A recent study in Environmental Health Perspectives found that areas that rate highly for both walkability and air quality house only about 2% of the city’s population (they tend to be high-income regions a few miles from downtown).
The nitric oxide and the resulting ozone from auto emissions tend to concentrate in different parts of the city: nitric acid is more pervasive downtown, because ozone takes longer to form and has often drifted from its city sources before reaching its greatest concentrations in the suburbs.
The authors suggest that living in high-rises have an unintended health benefit: they are usually in a walkable environment and also allow most residents to spend much of their time farther away from street-level emissions.
These roadway air quality problems can be quite serious. A new study of the Los Angeles area connects asthma in children with proximity to heavy-traffic areas, with 9% of all childhood asthma cases in Long Beach and 6% in Riverside attributable to living within 75 meters of a major road.
“The impact of roadway proximity on the overall burden of asthma-related illness is remarkable,” said principal investigator Rob McConnell of the University of Southern California. “Air pollution is a more important contributor to the burden of childhood asthma than is generally recognized, especially to more severe episodes requiring visits to a clinic or emergency room.”

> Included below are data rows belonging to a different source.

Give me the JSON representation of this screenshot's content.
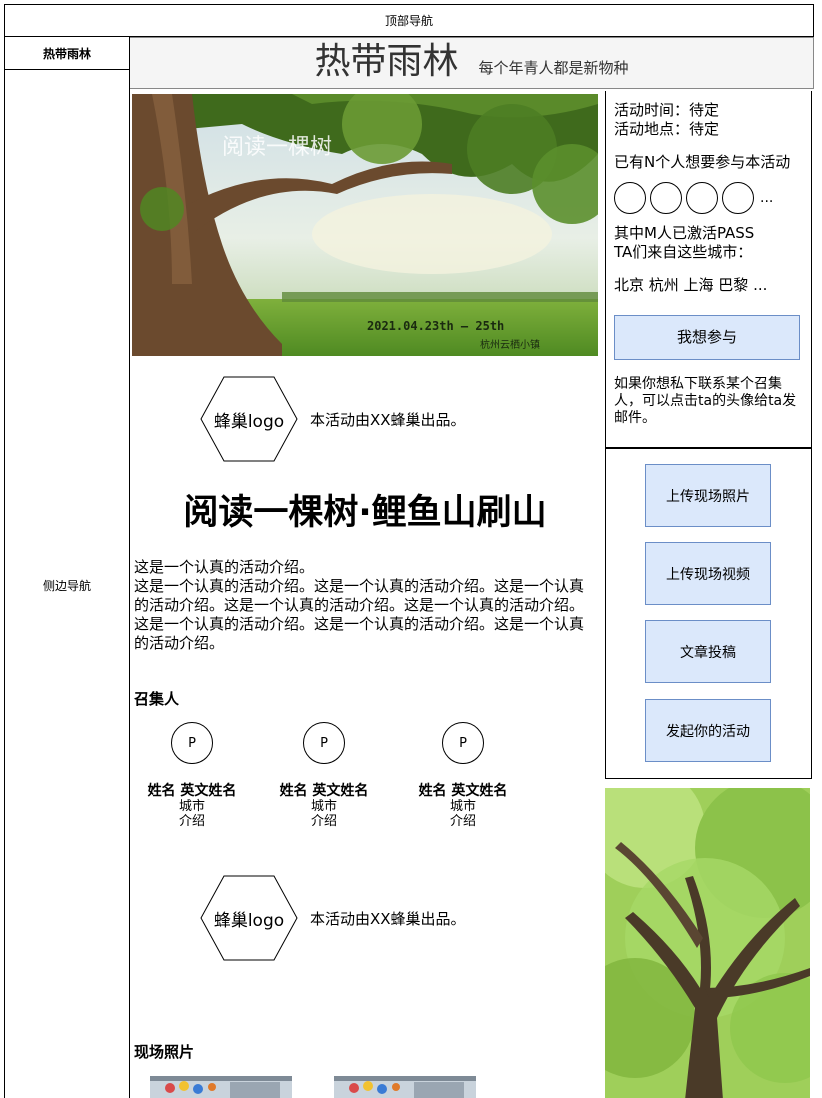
{
  "top_nav": {
    "label": "顶部导航"
  },
  "side_nav": {
    "brand": "热带雨林",
    "label": "侧边导航"
  },
  "header": {
    "title": "热带雨林",
    "subtitle": "每个年青人都是新物种"
  },
  "poster": {
    "title": "阅读一棵树",
    "dates": "2021.04.23th — 25th",
    "place": "杭州云栖小镇"
  },
  "event_info": {
    "time": "活动时间：待定",
    "location": "活动地点：待定",
    "interested": "已有N个人想要参与本活动",
    "more_avatars": "...",
    "pass_count": "其中M人已激活PASS",
    "cities_label": "TA们来自这些城市：",
    "cities": "北京 杭州 上海 巴黎 ...",
    "join_button": "我想参与",
    "private_note": "如果你想私下联系某个召集人，可以点击ta的头像给ta发邮件。"
  },
  "actions": {
    "upload_photos": "上传现场照片",
    "upload_video": "上传现场视频",
    "submit_article": "文章投稿",
    "start_event": "发起你的活动"
  },
  "organizer_block": {
    "logo": "蜂巢logo",
    "text": "本活动由XX蜂巢出品。"
  },
  "event": {
    "title": "阅读一棵树·鲤鱼山刷山",
    "intro_line1": "这是一个认真的活动介绍。",
    "intro_body": "这是一个认真的活动介绍。这是一个认真的活动介绍。这是一个认真的活动介绍。这是一个认真的活动介绍。这是一个认真的活动介绍。这是一个认真的活动介绍。这是一个认真的活动介绍。这是一个认真的活动介绍。"
  },
  "organizers": {
    "title": "召集人",
    "people": [
      {
        "avatar": "P",
        "name": "姓名 英文姓名",
        "city": "城市",
        "bio": "介绍"
      },
      {
        "avatar": "P",
        "name": "姓名 英文姓名",
        "city": "城市",
        "bio": "介绍"
      },
      {
        "avatar": "P",
        "name": "姓名 英文姓名",
        "city": "城市",
        "bio": "介绍"
      }
    ]
  },
  "photos": {
    "title": "现场照片"
  },
  "colors": {
    "button_fill": "#dbe8fb",
    "button_border": "#6b8ec7",
    "header_bg": "#f5f5f5"
  }
}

The study in the American Journal of Public Health also highlighted the impact of shipping in the region—the Los Angeles-Long Beach port is the largest in the United States—by estimating that 21% of asthma-related bronchitis episodes in Long Beach (about 1,400 cases total) and 8% in Riverside (3,400 cases) were caused by nitrogen dioxide emitted by ships.
If the air is the problem, then meteorology may offer some of the solutions. In a poster to be presented Monday (2:30 pm; Environment and Health Symposium) at the AMS Annual Meeting, David Quesada will report on correlations between weather—including humidity, rain, and winds—and asthma in Miami, Florida, where residents suffer above-average asthma incidence.
With pollen and particulate data in hand, the project may identify ways to help residents live well in an urban environment—without necessarily building more high-rises.